_Task to complete_. Filter out all lines without the word "desc" from the data below, please, and copy the rest.

***** Data listing

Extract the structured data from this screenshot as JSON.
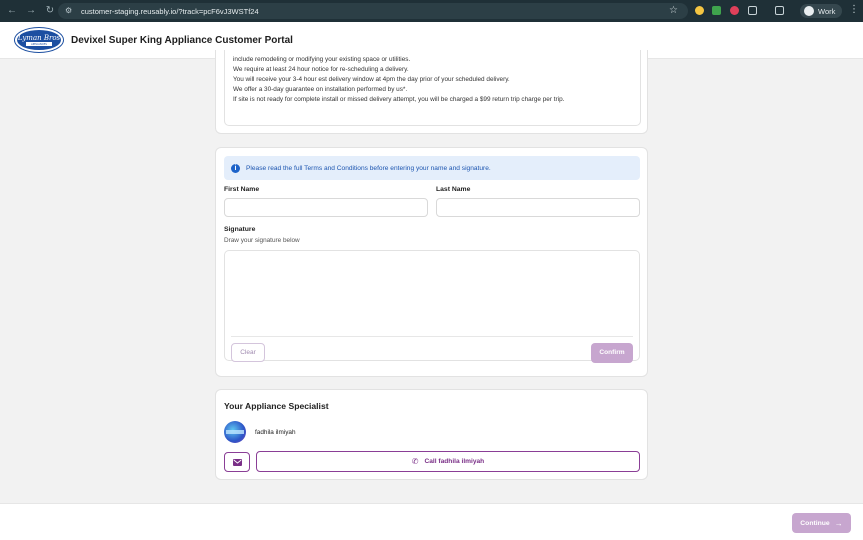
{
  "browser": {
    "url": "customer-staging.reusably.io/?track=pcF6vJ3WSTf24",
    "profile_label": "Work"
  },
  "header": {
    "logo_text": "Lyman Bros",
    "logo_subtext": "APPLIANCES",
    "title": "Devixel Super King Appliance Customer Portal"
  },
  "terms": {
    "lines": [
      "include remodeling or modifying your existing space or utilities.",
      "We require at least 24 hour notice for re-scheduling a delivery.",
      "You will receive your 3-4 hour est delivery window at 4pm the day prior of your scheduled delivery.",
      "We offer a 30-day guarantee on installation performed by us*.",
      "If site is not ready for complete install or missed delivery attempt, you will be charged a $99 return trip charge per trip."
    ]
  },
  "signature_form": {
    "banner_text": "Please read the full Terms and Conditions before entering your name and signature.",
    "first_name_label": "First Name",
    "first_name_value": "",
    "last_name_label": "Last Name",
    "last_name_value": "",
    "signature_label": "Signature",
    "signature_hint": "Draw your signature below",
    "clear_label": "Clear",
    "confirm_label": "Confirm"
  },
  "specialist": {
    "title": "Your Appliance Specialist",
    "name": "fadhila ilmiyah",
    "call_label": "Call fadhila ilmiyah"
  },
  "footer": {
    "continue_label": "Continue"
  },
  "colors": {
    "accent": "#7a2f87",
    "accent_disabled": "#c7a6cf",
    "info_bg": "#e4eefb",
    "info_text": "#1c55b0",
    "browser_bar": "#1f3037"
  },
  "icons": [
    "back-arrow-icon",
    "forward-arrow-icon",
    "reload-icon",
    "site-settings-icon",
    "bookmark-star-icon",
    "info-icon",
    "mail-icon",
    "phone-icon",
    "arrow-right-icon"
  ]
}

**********
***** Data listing

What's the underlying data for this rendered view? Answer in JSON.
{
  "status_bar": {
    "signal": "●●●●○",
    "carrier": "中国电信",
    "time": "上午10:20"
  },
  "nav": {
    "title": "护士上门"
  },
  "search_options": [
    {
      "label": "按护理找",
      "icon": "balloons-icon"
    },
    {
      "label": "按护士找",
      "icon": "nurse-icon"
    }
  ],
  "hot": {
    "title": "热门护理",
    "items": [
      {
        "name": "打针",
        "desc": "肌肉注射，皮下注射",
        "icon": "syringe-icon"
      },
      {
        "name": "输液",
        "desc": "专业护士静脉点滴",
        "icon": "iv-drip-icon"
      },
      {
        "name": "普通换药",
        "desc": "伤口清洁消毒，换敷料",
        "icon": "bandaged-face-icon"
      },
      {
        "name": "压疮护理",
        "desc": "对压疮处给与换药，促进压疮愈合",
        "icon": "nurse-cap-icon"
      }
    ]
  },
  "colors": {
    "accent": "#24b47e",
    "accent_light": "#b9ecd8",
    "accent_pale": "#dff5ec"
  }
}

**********

_Solution to the problem_.
        "desc": "肌肉注射，皮下注射",
        "desc": "专业护士静脉点滴",
        "desc": "伤口清洁消毒，换敷料",
        "desc": "对压疮处给与换药，促进压疮愈合",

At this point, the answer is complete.